Instructions to follow: Word for word, restate the entries that follow.

Listed records:
* * * *

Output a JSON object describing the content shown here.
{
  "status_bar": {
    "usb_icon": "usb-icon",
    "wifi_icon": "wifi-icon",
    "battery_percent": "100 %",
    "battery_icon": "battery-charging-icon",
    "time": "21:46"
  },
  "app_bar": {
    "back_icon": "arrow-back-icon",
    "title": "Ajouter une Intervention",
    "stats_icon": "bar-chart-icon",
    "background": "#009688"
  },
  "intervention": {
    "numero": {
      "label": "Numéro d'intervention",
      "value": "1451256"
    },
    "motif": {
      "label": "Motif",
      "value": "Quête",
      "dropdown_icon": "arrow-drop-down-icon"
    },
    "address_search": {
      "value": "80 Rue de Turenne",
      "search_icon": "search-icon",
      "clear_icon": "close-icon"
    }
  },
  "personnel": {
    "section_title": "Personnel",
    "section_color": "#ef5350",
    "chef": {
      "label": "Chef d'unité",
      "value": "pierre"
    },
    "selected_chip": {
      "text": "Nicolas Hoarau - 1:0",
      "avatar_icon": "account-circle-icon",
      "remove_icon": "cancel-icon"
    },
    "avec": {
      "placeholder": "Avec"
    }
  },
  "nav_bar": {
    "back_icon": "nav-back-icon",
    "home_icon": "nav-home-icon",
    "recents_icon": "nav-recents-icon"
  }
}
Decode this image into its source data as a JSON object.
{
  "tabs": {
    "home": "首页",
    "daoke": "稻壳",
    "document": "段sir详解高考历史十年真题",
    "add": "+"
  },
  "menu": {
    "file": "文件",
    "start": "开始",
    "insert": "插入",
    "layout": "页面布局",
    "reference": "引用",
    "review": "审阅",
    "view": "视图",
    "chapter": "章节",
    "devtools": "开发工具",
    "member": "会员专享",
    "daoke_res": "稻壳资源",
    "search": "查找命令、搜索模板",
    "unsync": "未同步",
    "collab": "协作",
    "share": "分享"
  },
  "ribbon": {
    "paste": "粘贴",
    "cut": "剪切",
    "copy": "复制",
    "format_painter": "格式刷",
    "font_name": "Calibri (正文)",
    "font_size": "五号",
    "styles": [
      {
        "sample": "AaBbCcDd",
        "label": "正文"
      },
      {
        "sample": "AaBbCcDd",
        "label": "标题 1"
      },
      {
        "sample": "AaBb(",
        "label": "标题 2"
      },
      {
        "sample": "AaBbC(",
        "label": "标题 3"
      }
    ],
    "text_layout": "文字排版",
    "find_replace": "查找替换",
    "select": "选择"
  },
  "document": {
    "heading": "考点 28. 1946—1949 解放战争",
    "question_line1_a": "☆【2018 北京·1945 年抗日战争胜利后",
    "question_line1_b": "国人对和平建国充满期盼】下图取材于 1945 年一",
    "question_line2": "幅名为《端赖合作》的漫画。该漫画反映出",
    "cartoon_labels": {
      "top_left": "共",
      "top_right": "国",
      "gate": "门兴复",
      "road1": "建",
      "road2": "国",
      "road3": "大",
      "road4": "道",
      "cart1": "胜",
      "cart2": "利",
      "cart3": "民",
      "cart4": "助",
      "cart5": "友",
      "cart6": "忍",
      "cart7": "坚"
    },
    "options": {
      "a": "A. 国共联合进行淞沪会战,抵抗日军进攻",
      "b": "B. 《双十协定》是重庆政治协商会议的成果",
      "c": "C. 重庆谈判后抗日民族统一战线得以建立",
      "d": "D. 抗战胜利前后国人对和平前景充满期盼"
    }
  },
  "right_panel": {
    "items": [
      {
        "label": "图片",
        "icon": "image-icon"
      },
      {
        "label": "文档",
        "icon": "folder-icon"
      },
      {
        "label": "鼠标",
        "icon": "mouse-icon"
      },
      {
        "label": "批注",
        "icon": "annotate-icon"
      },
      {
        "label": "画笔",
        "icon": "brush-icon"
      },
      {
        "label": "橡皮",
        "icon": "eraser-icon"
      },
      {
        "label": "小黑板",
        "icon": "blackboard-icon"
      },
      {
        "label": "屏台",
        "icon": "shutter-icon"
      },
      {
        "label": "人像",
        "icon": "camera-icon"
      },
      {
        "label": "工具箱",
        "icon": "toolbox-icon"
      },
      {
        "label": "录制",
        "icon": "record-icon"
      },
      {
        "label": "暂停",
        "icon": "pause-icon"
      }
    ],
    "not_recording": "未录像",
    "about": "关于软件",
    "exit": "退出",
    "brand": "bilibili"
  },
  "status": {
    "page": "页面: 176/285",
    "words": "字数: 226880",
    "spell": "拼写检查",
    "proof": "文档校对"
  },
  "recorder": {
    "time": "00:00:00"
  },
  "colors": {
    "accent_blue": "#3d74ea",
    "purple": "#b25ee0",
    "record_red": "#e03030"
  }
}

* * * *

Output of the exercise:
Output a JSON object describing the content shown here.
{
  "status_bar": {
    "usb_icon": "usb-icon",
    "wifi_icon": "wifi-icon",
    "battery_percent": "100 %",
    "battery_icon": "battery-charging-icon",
    "time": "21:46"
  },
  "app_bar": {
    "back_icon": "arrow-back-icon",
    "title": "Ajouter une Intervention",
    "stats_icon": "bar-chart-icon",
    "background": "#009688"
  },
  "intervention": {
    "numero": {
      "label": "Numéro d'intervention",
      "value": "1451256"
    },
    "motif": {
      "label": "Motif",
      "value": "Quête",
      "dropdown_icon": "arrow-drop-down-icon"
    },
    "address_search": {
      "value": "80 Rue de Turenne",
      "search_icon": "search-icon",
      "clear_icon": "close-icon"
    }
  },
  "personnel": {
    "section_title": "Personnel",
    "section_color": "#ef5350",
    "chef": {
      "label": "Chef d'unité",
      "value": "pierre"
    },
    "selected_chip": {
      "text": "Nicolas Hoarau - 1:0",
      "avatar_icon": "account-circle-icon",
      "remove_icon": "cancel-icon"
    },
    "avec": {
      "placeholder": "Avec"
    }
  },
  "nav_bar": {
    "back_icon": "nav-back-icon",
    "home_icon": "nav-home-icon",
    "recents_icon": "nav-recents-icon"
  }
}
Decode this image into its source data as a JSON object.
{
  "tabs": {
    "home": "首页",
    "daoke": "稻壳",
    "document": "段sir详解高考历史十年真题",
    "add": "+"
  },
  "menu": {
    "file": "文件",
    "start": "开始",
    "insert": "插入",
    "layout": "页面布局",
    "reference": "引用",
    "review": "审阅",
    "view": "视图",
    "chapter": "章节",
    "devtools": "开发工具",
    "member": "会员专享",
    "daoke_res": "稻壳资源",
    "search": "查找命令、搜索模板",
    "unsync": "未同步",
    "collab": "协作",
    "share": "分享"
  },
  "ribbon": {
    "paste": "粘贴",
    "cut": "剪切",
    "copy": "复制",
    "format_painter": "格式刷",
    "font_name": "Calibri (正文)",
    "font_size": "五号",
    "styles": [
      {
        "sample": "AaBbCcDd",
        "label": "正文"
      },
      {
        "sample": "AaBbCcDd",
        "label": "标题 1"
      },
      {
        "sample": "AaBb(",
        "label": "标题 2"
      },
      {
        "sample": "AaBbC(",
        "label": "标题 3"
      }
    ],
    "text_layout": "文字排版",
    "find_replace": "查找替换",
    "select": "选择"
  },
  "document": {
    "heading": "考点 28. 1946—1949 解放战争",
    "question_line1_a": "☆【2018 北京·1945 年抗日战争胜利后",
    "question_line1_b": "国人对和平建国充满期盼】下图取材于 1945 年一",
    "question_line2": "幅名为《端赖合作》的漫画。该漫画反映出",
    "cartoon_labels": {
      "top_left": "共",
      "top_right": "国",
      "gate": "门兴复",
      "road1": "建",
      "road2": "国",
      "road3": "大",
      "road4": "道",
      "cart1": "胜",
      "cart2": "利",
      "cart3": "民",
      "cart4": "助",
      "cart5": "友",
      "cart6": "忍",
      "cart7": "坚"
    },
    "options": {
      "a": "A. 国共联合进行淞沪会战,抵抗日军进攻",
      "b": "B. 《双十协定》是重庆政治协商会议的成果",
      "c": "C. 重庆谈判后抗日民族统一战线得以建立",
      "d": "D. 抗战胜利前后国人对和平前景充满期盼"
    }
  },
  "right_panel": {
    "items": [
      {
        "label": "图片",
        "icon": "image-icon"
      },
      {
        "label": "文档",
        "icon": "folder-icon"
      },
      {
        "label": "鼠标",
        "icon": "mouse-icon"
      },
      {
        "label": "批注",
        "icon": "annotate-icon"
      },
      {
        "label": "画笔",
        "icon": "brush-icon"
      },
      {
        "label": "橡皮",
        "icon": "eraser-icon"
      },
      {
        "label": "小黑板",
        "icon": "blackboard-icon"
      },
      {
        "label": "屏台",
        "icon": "shutter-icon"
      },
      {
        "label": "人像",
        "icon": "camera-icon"
      },
      {
        "label": "工具箱",
        "icon": "toolbox-icon"
      },
      {
        "label": "录制",
        "icon": "record-icon"
      },
      {
        "label": "暂停",
        "icon": "pause-icon"
      }
    ],
    "not_recording": "未录像",
    "about": "关于软件",
    "exit": "退出",
    "brand": "bilibili"
  },
  "status": {
    "page": "页面: 176/285",
    "words": "字数: 226880",
    "spell": "拼写检查",
    "proof": "文档校对"
  },
  "recorder": {
    "time": "00:00:00"
  },
  "colors": {
    "accent_blue": "#3d74ea",
    "purple": "#b25ee0",
    "record_red": "#e03030"
  }
}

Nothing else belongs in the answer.